In Patagonia, we’d arranged a day trip to Perito Moreno. Saying “Perito Merino” made us admire its singsong of syllables. Seeing Perito Moreno made us shiver at the power of its cool beauty.
Getting to Perito Moreno—which may be the most famous glacier in the world—involved a series of buses and boats that took us from El Calafate to Lago Argentino for a view of Perito Moreno from the water and to the visitor centre with its well-designed walking circuit for a vantage from land.
Perito Moreno is one of 47 big glaciers in Los Glaciares National Park. These mammoth glaciers and 200 smaller ones are fed by the Southern Patagonian Ice Field—which holds the third-largest concentration of ice in the world (after the North and South Poles).
Often called the White Giant, Perito Moreno is gigantic: it covers more than 250 square km and extends 700 metres below Lago Argentino.
White, however, is not the colour we associate with Perito Moreno.
Icy blue is Perito Moreno’s colour.
Glacial walls tower skyward, ice blue. Light hidden in inner crevices illuminates shards of ice blue, cool and crystalline. Is there an artist who could paint this ethereal intensity?
On a world scale, Perito Moreno is easy to see up close. While most glaciers are in remote mountainous areas at high elevations, Perito Moreno is just 180 metres above sea level in the young Andes created ~18,000 years ago in Patagonia’s Ice Age.
Named after the Italian explorer Francisco Moreno, Perito Moreno has been under protection since 1937, securing its fame in 1981 when it was declared a UNESCO world heritage site.
There’s another reason it’s famous—Perito Moreno is one of three Patagonian glaciers that’s growing. Perito Moreno grows about two metres a day but with its calving, maintains stasis.
Magellan and I were on the Perito Merino walking circuit on a warm afternoon in March—the ideal time to see calving. Waiting at a spot where we had a good view of a precarious area of the glacier that looked like it may soon break off, we wondered, “should we wait or should we go?” We went. Returned. Then left again. “Let’s go back one more time,” Magellan said. We waited, Magellan’s finger ready to press “record.” Then we heard the rumble…
We booked our Patagonian trip, including our day-long visit to Perito Moreno, through Cascada Expediciones.

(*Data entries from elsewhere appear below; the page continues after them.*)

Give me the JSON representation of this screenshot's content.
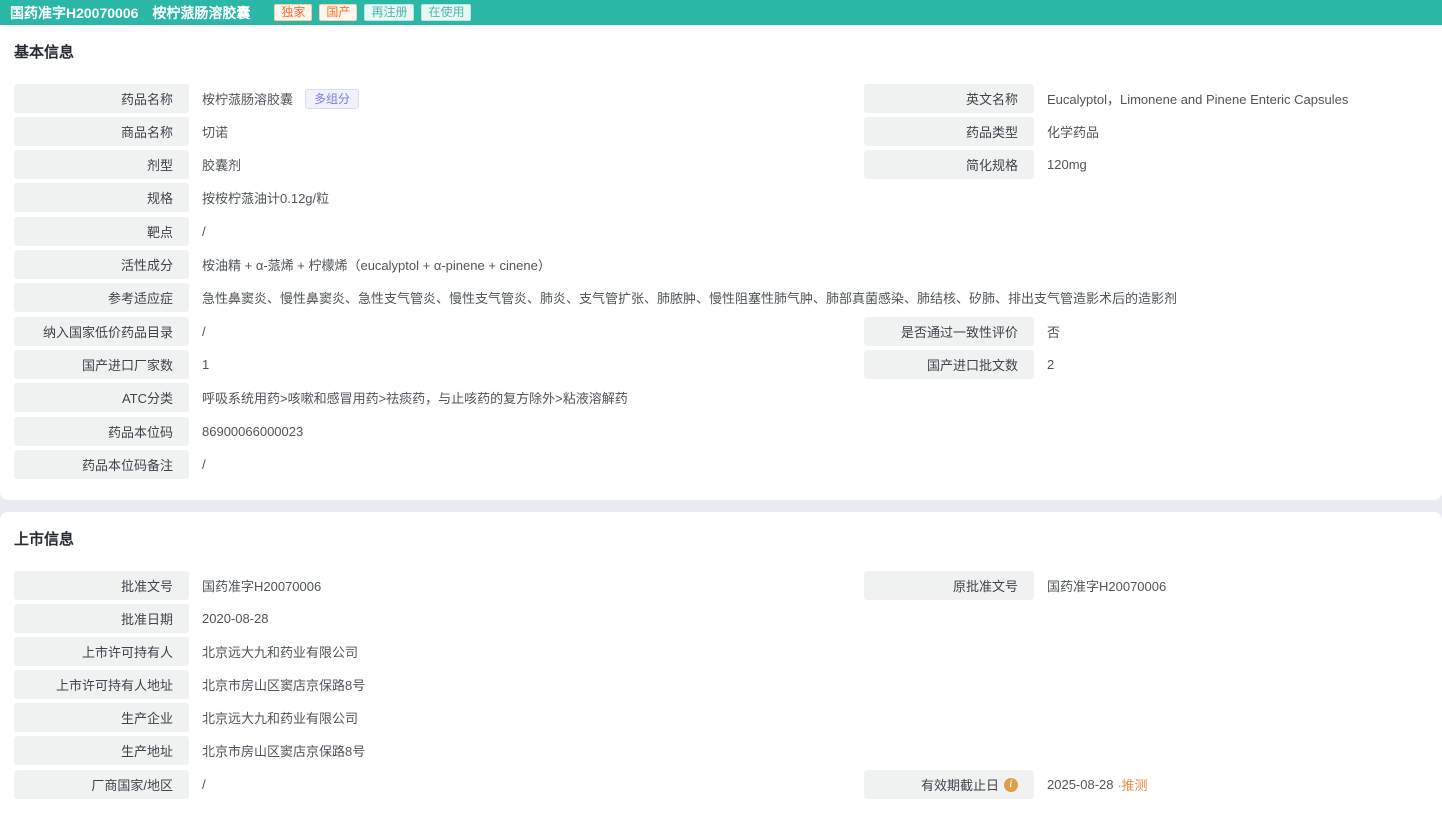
{
  "header": {
    "approval_no": "国药准字H20070006",
    "drug_name": "桉柠蒎肠溶胶囊",
    "badges": [
      {
        "label": "独家",
        "style": "orange"
      },
      {
        "label": "国产",
        "style": "orange"
      },
      {
        "label": "再注册",
        "style": "teal"
      },
      {
        "label": "在使用",
        "style": "teal"
      }
    ]
  },
  "basic_info": {
    "title": "基本信息",
    "drug_name": {
      "label": "药品名称",
      "value": "桉柠蒎肠溶胶囊",
      "tag": "多组分"
    },
    "english_name": {
      "label": "英文名称",
      "value": "Eucalyptol，Limonene and Pinene Enteric Capsules"
    },
    "trade_name": {
      "label": "商品名称",
      "value": "切诺"
    },
    "drug_type": {
      "label": "药品类型",
      "value": "化学药品"
    },
    "dosage_form": {
      "label": "剂型",
      "value": "胶囊剂"
    },
    "simplified_spec": {
      "label": "简化规格",
      "value": "120mg"
    },
    "spec": {
      "label": "规格",
      "value": "按桉柠蒎油计0.12g/粒"
    },
    "target": {
      "label": "靶点",
      "value": "/"
    },
    "active_ingredient": {
      "label": "活性成分",
      "value": "桉油精 + α-蒎烯 + 柠檬烯（eucalyptol + α-pinene + cinene）"
    },
    "indications": {
      "label": "参考适应症",
      "value": "急性鼻窦炎、慢性鼻窦炎、急性支气管炎、慢性支气管炎、肺炎、支气管扩张、肺脓肿、慢性阻塞性肺气肿、肺部真菌感染、肺结核、矽肺、排出支气管造影术后的造影剂"
    },
    "low_price_list": {
      "label": "纳入国家低价药品目录",
      "value": "/"
    },
    "consistency_eval": {
      "label": "是否通过一致性评价",
      "value": "否"
    },
    "manufacturer_count": {
      "label": "国产进口厂家数",
      "value": "1"
    },
    "approval_count": {
      "label": "国产进口批文数",
      "value": "2"
    },
    "atc": {
      "label": "ATC分类",
      "value": "呼吸系统用药>咳嗽和感冒用药>祛痰药，与止咳药的复方除外>粘液溶解药"
    },
    "standard_code": {
      "label": "药品本位码",
      "value": "86900066000023"
    },
    "standard_code_note": {
      "label": "药品本位码备注",
      "value": "/"
    }
  },
  "market_info": {
    "title": "上市信息",
    "approval_no": {
      "label": "批准文号",
      "value": "国药准字H20070006"
    },
    "original_approval_no": {
      "label": "原批准文号",
      "value": "国药准字H20070006"
    },
    "approval_date": {
      "label": "批准日期",
      "value": "2020-08-28"
    },
    "mah": {
      "label": "上市许可持有人",
      "value": "北京远大九和药业有限公司"
    },
    "mah_address": {
      "label": "上市许可持有人地址",
      "value": "北京市房山区窦店京保路8号"
    },
    "manufacturer": {
      "label": "生产企业",
      "value": "北京远大九和药业有限公司"
    },
    "manufacture_address": {
      "label": "生产地址",
      "value": "北京市房山区窦店京保路8号"
    },
    "origin_country": {
      "label": "厂商国家/地区",
      "value": "/"
    },
    "expiry_date": {
      "label": "有效期截止日",
      "value": "2025-08-28",
      "suffix": " ·推测"
    }
  },
  "colors": {
    "header_bg": "#2ab7a5",
    "badge_orange_text": "#ff6b2b",
    "badge_teal_text": "#4fb8ab",
    "tag_purple_text": "#7c80dd",
    "accent_orange": "#ed8b43",
    "label_cell_bg": "#f0f2f2",
    "section_gap_bg": "#e9ebf1"
  }
}
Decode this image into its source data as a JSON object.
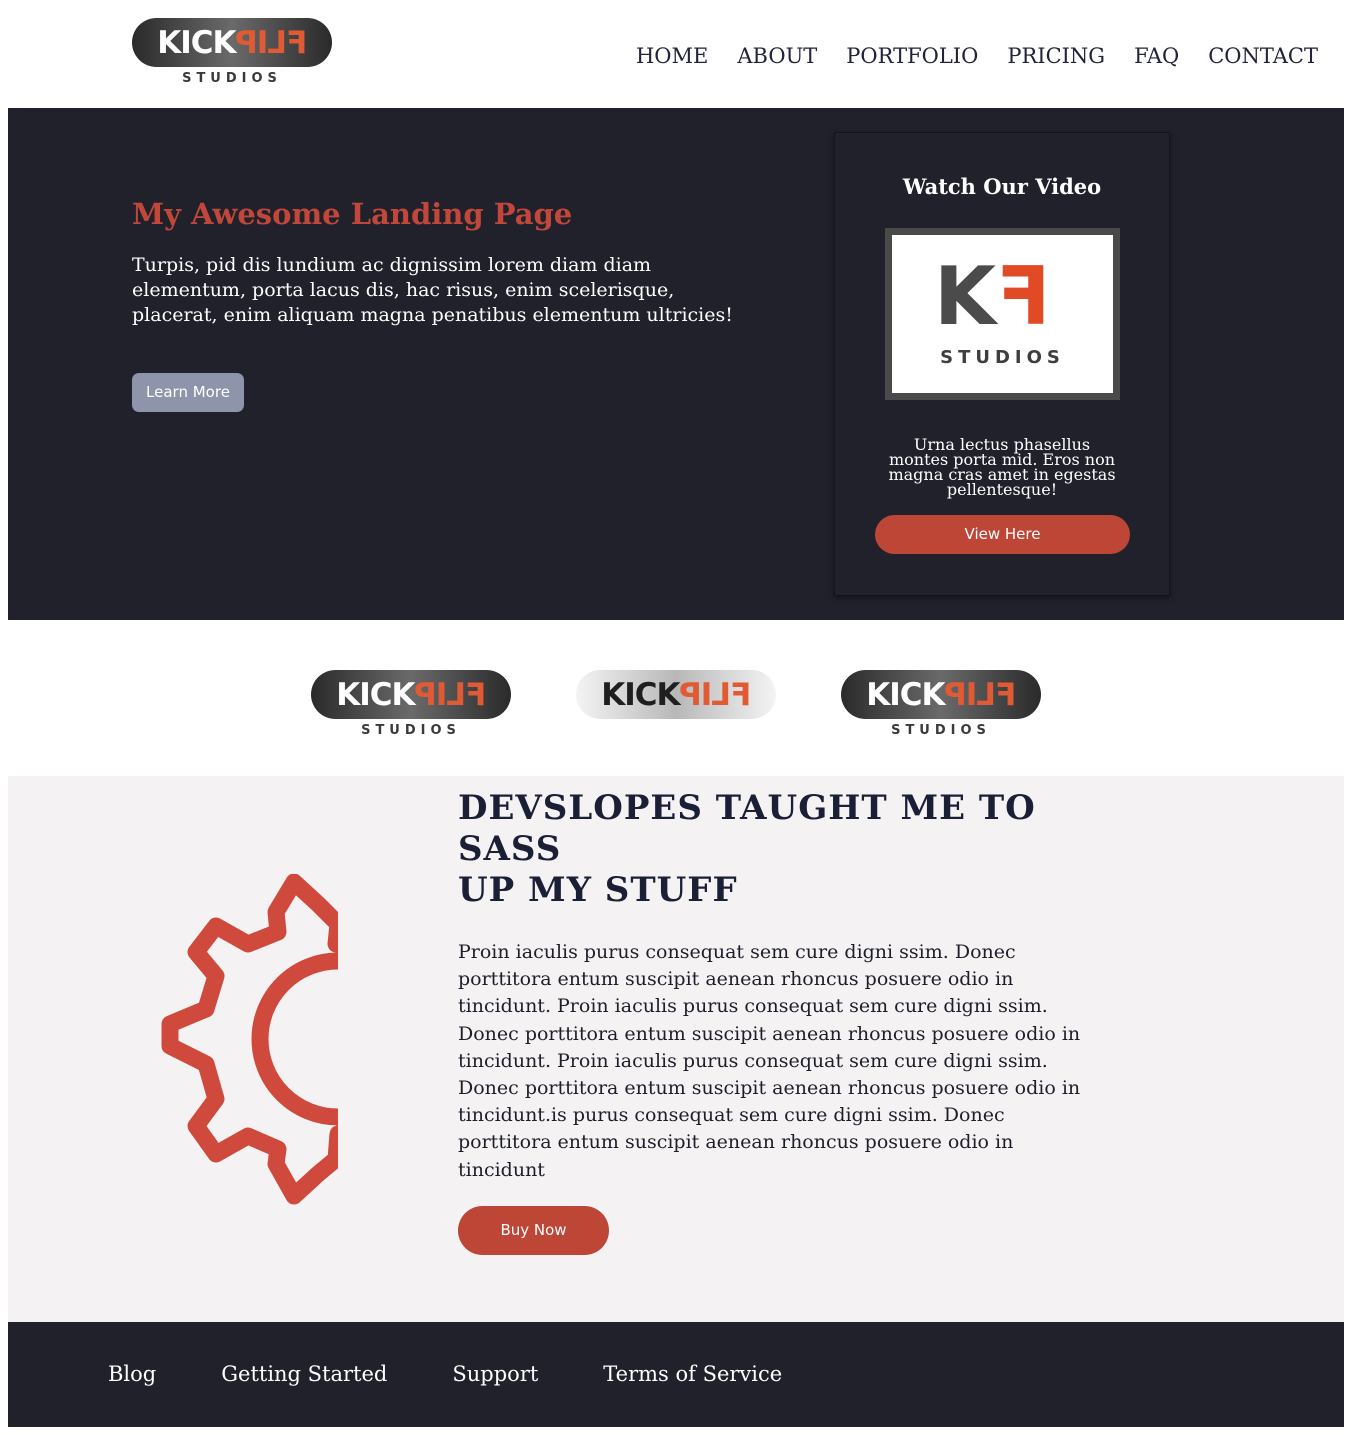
{
  "header": {
    "logo": {
      "word_left": "KICK",
      "word_right": "FLIP",
      "sub": "STUDIOS"
    },
    "nav": [
      "HOME",
      "ABOUT",
      "PORTFOLIO",
      "PRICING",
      "FAQ",
      "CONTACT"
    ]
  },
  "hero": {
    "title": "My Awesome Landing Page",
    "text": "Turpis, pid dis lundium ac dignissim lorem diam diam elementum, porta lacus dis, hac risus, enim scelerisque, placerat, enim aliquam magna penatibus elementum ultricies!",
    "button": "Learn More",
    "video_card": {
      "title": "Watch Our Video",
      "logo": {
        "letter_left": "K",
        "letter_right": "F",
        "sub": "STUDIOS"
      },
      "text": "Urna lectus phasellus montes porta mid. Eros non magna cras amet in egestas pellentesque!",
      "button": "View Here"
    }
  },
  "logos_strip": [
    {
      "word_left": "KICK",
      "word_right": "FLIP",
      "sub": "STUDIOS"
    },
    {
      "word_left": "KICK",
      "word_right": "FLIP",
      "sub": ""
    },
    {
      "word_left": "KICK",
      "word_right": "FLIP",
      "sub": "STUDIOS"
    }
  ],
  "feature": {
    "title_line1": "DEVSLOPES TAUGHT ME TO",
    "title_line2": "SASS",
    "title_line3": "UP MY STUFF",
    "text": "Proin iaculis purus consequat sem cure digni ssim. Donec porttitora entum suscipit aenean rhoncus posuere odio in tincidunt. Proin iaculis purus consequat sem cure digni ssim. Donec porttitora entum suscipit aenean rhoncus posuere odio in tincidunt. Proin iaculis purus consequat sem cure digni ssim. Donec porttitora entum suscipit aenean rhoncus posuere odio in tincidunt.is purus consequat sem cure digni ssim. Donec porttitora entum suscipit aenean rhoncus posuere odio in tincidunt",
    "button": "Buy Now",
    "icon": "gear-icon"
  },
  "footer": {
    "links": [
      "Blog",
      "Getting Started",
      "Support",
      "Terms of Service"
    ]
  },
  "colors": {
    "accent": "#be4637",
    "dark_bg": "#21212c",
    "light_bg": "#f4f2f3",
    "muted_button": "#8e94aa",
    "title_red": "#c0473a"
  }
}
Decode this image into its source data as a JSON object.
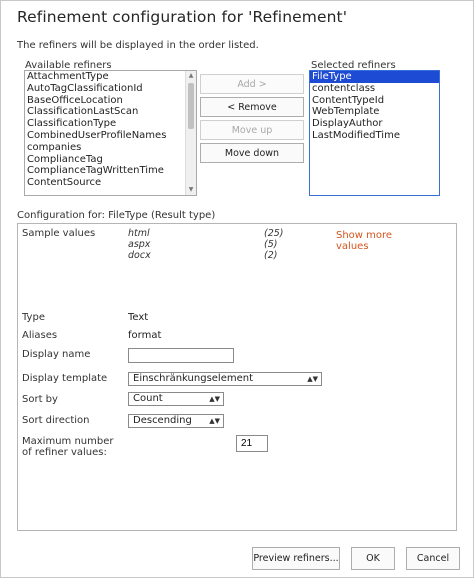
{
  "dialog": {
    "title": "Refinement configuration for 'Refinement'",
    "info": "The refiners will be displayed in the order listed."
  },
  "available": {
    "label": "Available refiners",
    "items": [
      "AttachmentType",
      "AutoTagClassificationId",
      "BaseOfficeLocation",
      "ClassificationLastScan",
      "ClassificationType",
      "CombinedUserProfileNames",
      "companies",
      "ComplianceTag",
      "ComplianceTagWrittenTime",
      "ContentSource"
    ]
  },
  "selected": {
    "label": "Selected refiners",
    "items": [
      "FileType",
      "contentclass",
      "ContentTypeId",
      "WebTemplate",
      "DisplayAuthor",
      "LastModifiedTime"
    ],
    "selected_index": 0
  },
  "buttons": {
    "add": "Add >",
    "remove": "< Remove",
    "move_up": "Move up",
    "move_down": "Move down"
  },
  "config": {
    "header": "Configuration for: FileType (Result type)",
    "sample_values_label": "Sample values",
    "samples": [
      {
        "value": "html",
        "count": "(25)"
      },
      {
        "value": "aspx",
        "count": "(5)"
      },
      {
        "value": "docx",
        "count": "(2)"
      }
    ],
    "show_more": "Show more values",
    "type_label": "Type",
    "type_value": "Text",
    "aliases_label": "Aliases",
    "aliases_value": "format",
    "display_name_label": "Display name",
    "display_name_value": "",
    "display_template_label": "Display template",
    "display_template_value": "Einschränkungselement",
    "sort_by_label": "Sort by",
    "sort_by_value": "Count",
    "sort_direction_label": "Sort direction",
    "sort_direction_value": "Descending",
    "max_values_label": "Maximum number of refiner values:",
    "max_values_value": "21"
  },
  "footer": {
    "preview": "Preview refiners...",
    "ok": "OK",
    "cancel": "Cancel"
  }
}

Franzen, Jonathan. “The End of the End of the World,” The New Yorker. May 23, 2016. “I had never before had the experience of beholding scenic beauty so dazzling” is how Jonathan describes his journey, not to Perito Moreno but to Antarctica. It’s a grand essay/story from one of America’s best writers with phrases like “the Styrofoamish powder blue of calving glaciers.”